• [Provided data]:
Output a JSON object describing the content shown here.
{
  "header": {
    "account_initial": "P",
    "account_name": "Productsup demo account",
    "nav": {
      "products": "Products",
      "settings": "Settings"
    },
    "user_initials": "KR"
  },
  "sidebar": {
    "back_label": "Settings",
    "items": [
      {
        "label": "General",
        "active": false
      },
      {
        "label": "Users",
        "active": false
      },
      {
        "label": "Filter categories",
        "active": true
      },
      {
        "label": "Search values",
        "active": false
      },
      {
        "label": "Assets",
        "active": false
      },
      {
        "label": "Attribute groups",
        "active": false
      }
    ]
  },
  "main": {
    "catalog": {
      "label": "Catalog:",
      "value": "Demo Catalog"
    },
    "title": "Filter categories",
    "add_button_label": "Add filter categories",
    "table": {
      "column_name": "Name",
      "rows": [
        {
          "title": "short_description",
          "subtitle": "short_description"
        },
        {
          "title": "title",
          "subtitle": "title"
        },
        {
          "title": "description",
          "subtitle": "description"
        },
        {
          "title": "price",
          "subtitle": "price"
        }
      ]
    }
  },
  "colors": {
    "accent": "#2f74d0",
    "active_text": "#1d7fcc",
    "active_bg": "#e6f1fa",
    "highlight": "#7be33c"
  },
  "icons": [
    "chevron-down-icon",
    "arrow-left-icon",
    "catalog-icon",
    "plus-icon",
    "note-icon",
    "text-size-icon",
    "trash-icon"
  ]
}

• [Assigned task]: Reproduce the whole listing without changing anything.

• [Task response]:
Output a JSON object describing the content shown here.
{
  "header": {
    "account_initial": "P",
    "account_name": "Productsup demo account",
    "nav": {
      "products": "Products",
      "settings": "Settings"
    },
    "user_initials": "KR"
  },
  "sidebar": {
    "back_label": "Settings",
    "items": [
      {
        "label": "General",
        "active": false
      },
      {
        "label": "Users",
        "active": false
      },
      {
        "label": "Filter categories",
        "active": true
      },
      {
        "label": "Search values",
        "active": false
      },
      {
        "label": "Assets",
        "active": false
      },
      {
        "label": "Attribute groups",
        "active": false
      }
    ]
  },
  "main": {
    "catalog": {
      "label": "Catalog:",
      "value": "Demo Catalog"
    },
    "title": "Filter categories",
    "add_button_label": "Add filter categories",
    "table": {
      "column_name": "Name",
      "rows": [
        {
          "title": "short_description",
          "subtitle": "short_description"
        },
        {
          "title": "title",
          "subtitle": "title"
        },
        {
          "title": "description",
          "subtitle": "description"
        },
        {
          "title": "price",
          "subtitle": "price"
        }
      ]
    }
  },
  "colors": {
    "accent": "#2f74d0",
    "active_text": "#1d7fcc",
    "active_bg": "#e6f1fa",
    "highlight": "#7be33c"
  },
  "icons": [
    "chevron-down-icon",
    "arrow-left-icon",
    "catalog-icon",
    "plus-icon",
    "note-icon",
    "text-size-icon",
    "trash-icon"
  ]
}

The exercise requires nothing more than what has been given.